It’s a long way down to get here. Never mind the two-plus days it took us to get to Ushuaia. Winds and swells in the Drake southbound were…suboptimal. Captain’s decision was to minimize the pukiness of taking the six meter swells from a quartering angle and ran us downwind to the easternmost part of the South Shetlands. Gave us a nice steady following sea but meant that, once we were “inside” of the Bransfield, we’d have to push upwind for nearly a day to get us back where we wanted to be. So it’s our third morning on the ship, fifth or sixth(?) day of travel, and we’ve finally made landfall. Or rather, icefall.

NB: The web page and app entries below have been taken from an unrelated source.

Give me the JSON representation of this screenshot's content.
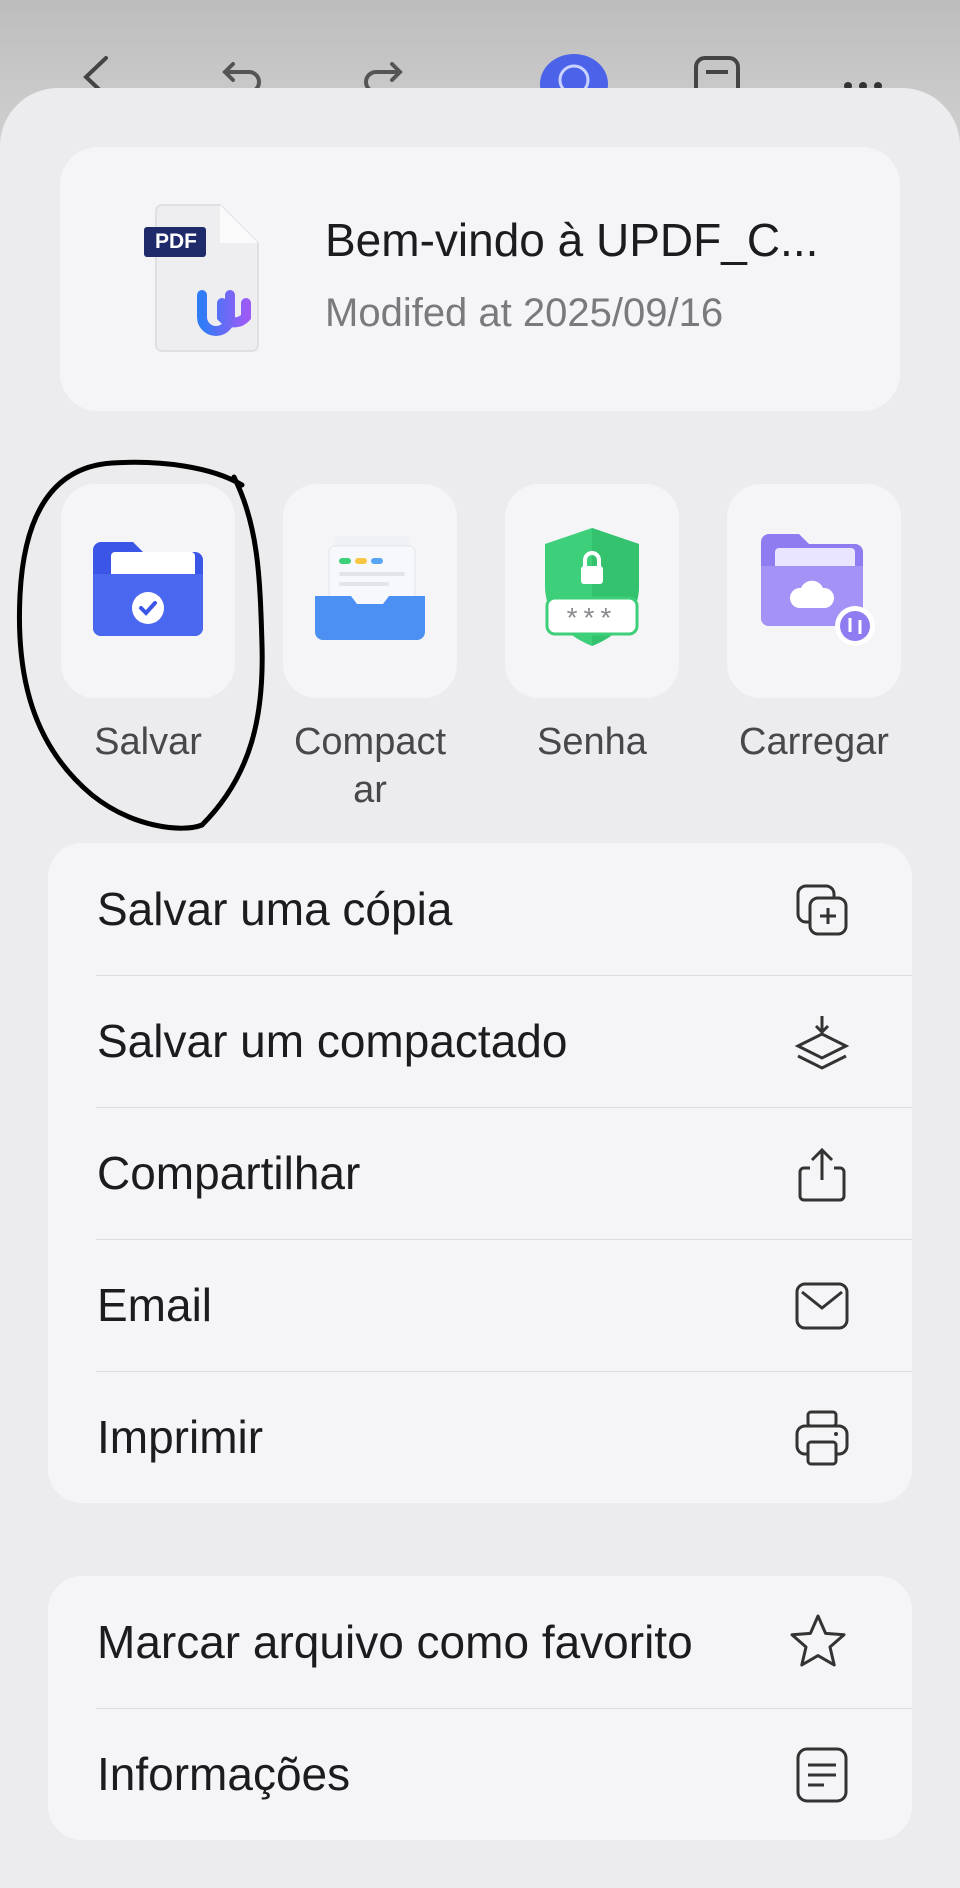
{
  "toolbar": {
    "icons": [
      "back-icon",
      "undo-icon",
      "redo-icon",
      "ai-assistant-icon",
      "comment-icon",
      "more-icon"
    ]
  },
  "file": {
    "name": "Bem-vindo à UPDF_C...",
    "modified": "Modifed at 2025/09/16",
    "badge": "PDF"
  },
  "actions": [
    {
      "label": "Salvar",
      "icon": "save-folder-icon"
    },
    {
      "label": "Compactar",
      "label_line1": "Compact",
      "label_line2": "ar",
      "icon": "compress-tray-icon"
    },
    {
      "label": "Senha",
      "icon": "password-shield-icon",
      "mask": "***"
    },
    {
      "label": "Carregar",
      "icon": "cloud-upload-folder-icon"
    }
  ],
  "menu_primary": [
    {
      "label": "Salvar uma cópia",
      "icon": "duplicate-icon"
    },
    {
      "label": "Salvar um compactado",
      "icon": "compress-download-icon"
    },
    {
      "label": "Compartilhar",
      "icon": "share-icon"
    },
    {
      "label": "Email",
      "icon": "mail-icon"
    },
    {
      "label": "Imprimir",
      "icon": "printer-icon"
    }
  ],
  "menu_secondary": [
    {
      "label": "Marcar arquivo como favorito",
      "icon": "star-icon"
    },
    {
      "label": "Informações",
      "icon": "document-info-icon"
    }
  ],
  "colors": {
    "accent_blue": "#3f5df0",
    "shield_green": "#3ecf7a",
    "upload_purple": "#9a85f0"
  }
}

We’re currently abeam Trinity Island – a foreboding pile of ice and rocks – hoping to tuck into the lee of Two Hummock Island by noon for our first (drum roll please) landing. Woot! But the winds are still a bit stiff, so we may have to wait until evening to actually set foot off the boat. Or tomorrow. Or… you know. No one here wants to push things.
It’s been an odd few days at sea. As you know, my only real experience in big boats has been with USAP, and this has been very different. Our living spaces – the passenger spaces – seem curiously sealed off from the rest of the ship. It feels a little like Disneyland, where you know there’s an awful lot of machinery and activity going on behind the scenes, but the experience is so circumscribed that it’s hard to even figure out where the door to backstage is. The ship floor plans that are posted in the stairwells show only passenger sleeping berths, exercise room, the restaurant and two lounges. Everything else is blank. And we see the Polar Latitudes employees almost constantly, as well as the restaurant staff at each meal, but the rest of the crew is damned near invisible, apparently moving through the ship in the own passageways around our almost hermetically-isolated oceangoing hotel. I’ve probably twice crossed paths with a ship’s officer, and they always looked a little “caught out,” like they weren’t supposed to be seen.
It was only last night, at the so-called “Captain’s Toast” that the staff were presented and paraded past us and we could “meet” them. That is, see them for a few seconds as they paraded past without stopping. There are more of them than there are of us – 80 alone managing the “hotel” plus a couple dozen officers and engineers. All, as I said, hidden from sight.
Within our expensive little cocoon, we eat our three meals a day and we lounge around the lounges making new acquaintances – where are you from, how did you decide to come on this trip, and what do you do when you’re not on a boat? We wait for announcements of when there will be lectures: Citizen Science opportunities, taking pictures of birds, history of the Antarctic Treaty. Etc. Etc. The waves of smalltalk are almost deafening.
But now, finally, there’s ice around us, with solid islands beneath them, and conversation is shifting – which landings, where. Who is signed up for kayaking, who for camping. There’s an energy of imminent anticipation. Of course, there’s also still the wind, still a bit too stiff to launch any Zodiacs. So for now there are more lectures: Fascinating Facts About Penguins and the like. And more meals and, undoubtedly more drinks in the lounge.
(BTW: very dodgy bandwidth on ths ship, so updates may be intermittent or entirely absent for a while. Sorry!)